In the 50th anniversary editions of Anthony Burgess's "A ClockworkOrange," Americans can read the controversial twenty-first chapter that was not published in U.S. editions. While the rest of the world read the entire novel, we missed how it really ends.
Burgess insisted that his decision to structure the novel with 21 chapters was a deliberate reference to the coming of age of his protagonist. In this respect, "A Clockwork Orange" is an unbridled celebration of youth, if not also a eulogy to its passing.
Andrew Biswell edits the new "Restored Edition," to incorporate Burgess's manuscript corrections and notes. He presents a history of the book's inception and publication and shares insights into the author's creative personality. Also included are facsimile manuscript pages with illustrations and annotations by the author.
In addition to the twenty-first chapter, the recorded version shares Burgess's introduction, "A Clockwork Orange Resucked" and an excerpt read by the author. Burgess gives the impression that he did not particularly enjoy the celebrity foisted onto his shoulders by Stanley Kubrick's film while other of his works went without as much notice. After all, he banged out this chilling vision of the future in three weeks. Hearing the teen lingo makes meanings in context clearer than print without the "Glossary of the Nadsat Language" that came with some earlier editions.
What were Kubrick and I missing all these years?
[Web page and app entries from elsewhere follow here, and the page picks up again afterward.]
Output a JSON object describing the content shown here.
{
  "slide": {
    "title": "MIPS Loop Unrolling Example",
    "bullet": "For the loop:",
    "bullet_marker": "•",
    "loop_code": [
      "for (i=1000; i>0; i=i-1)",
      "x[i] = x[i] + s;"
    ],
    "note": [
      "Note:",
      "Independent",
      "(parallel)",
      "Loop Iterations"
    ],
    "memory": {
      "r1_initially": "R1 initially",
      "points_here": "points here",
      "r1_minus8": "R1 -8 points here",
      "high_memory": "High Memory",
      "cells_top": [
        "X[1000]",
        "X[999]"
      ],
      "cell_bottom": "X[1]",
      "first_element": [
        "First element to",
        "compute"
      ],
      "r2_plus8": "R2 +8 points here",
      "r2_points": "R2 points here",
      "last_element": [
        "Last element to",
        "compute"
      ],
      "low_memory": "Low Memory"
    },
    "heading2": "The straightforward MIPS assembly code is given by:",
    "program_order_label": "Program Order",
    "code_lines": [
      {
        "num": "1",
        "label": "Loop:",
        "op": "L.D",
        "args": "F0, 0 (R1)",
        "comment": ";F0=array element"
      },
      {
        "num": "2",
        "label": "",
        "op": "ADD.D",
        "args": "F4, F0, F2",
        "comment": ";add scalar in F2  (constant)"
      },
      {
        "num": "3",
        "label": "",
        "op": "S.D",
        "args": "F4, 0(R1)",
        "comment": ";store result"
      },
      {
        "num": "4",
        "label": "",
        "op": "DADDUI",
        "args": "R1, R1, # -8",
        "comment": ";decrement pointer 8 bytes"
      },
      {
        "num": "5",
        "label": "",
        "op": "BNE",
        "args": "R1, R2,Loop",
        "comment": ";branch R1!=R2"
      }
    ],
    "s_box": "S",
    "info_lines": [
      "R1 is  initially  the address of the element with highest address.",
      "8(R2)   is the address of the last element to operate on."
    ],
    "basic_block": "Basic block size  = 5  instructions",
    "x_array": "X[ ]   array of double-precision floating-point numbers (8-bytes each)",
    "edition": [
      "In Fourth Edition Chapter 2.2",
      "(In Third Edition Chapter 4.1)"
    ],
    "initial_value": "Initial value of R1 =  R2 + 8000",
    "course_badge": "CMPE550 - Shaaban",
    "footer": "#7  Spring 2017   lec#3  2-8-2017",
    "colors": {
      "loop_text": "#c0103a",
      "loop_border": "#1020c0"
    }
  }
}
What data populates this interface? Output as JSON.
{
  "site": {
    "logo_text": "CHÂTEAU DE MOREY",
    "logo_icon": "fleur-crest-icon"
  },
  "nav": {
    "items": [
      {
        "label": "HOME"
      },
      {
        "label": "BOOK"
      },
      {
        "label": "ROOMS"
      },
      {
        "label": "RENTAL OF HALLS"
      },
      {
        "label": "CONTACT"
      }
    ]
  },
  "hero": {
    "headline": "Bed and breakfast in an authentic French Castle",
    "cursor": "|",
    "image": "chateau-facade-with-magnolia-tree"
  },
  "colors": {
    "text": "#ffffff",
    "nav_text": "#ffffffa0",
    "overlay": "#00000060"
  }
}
You'll have to check out the book (audio or print) to find out.
--Bob S., Rock Road Branch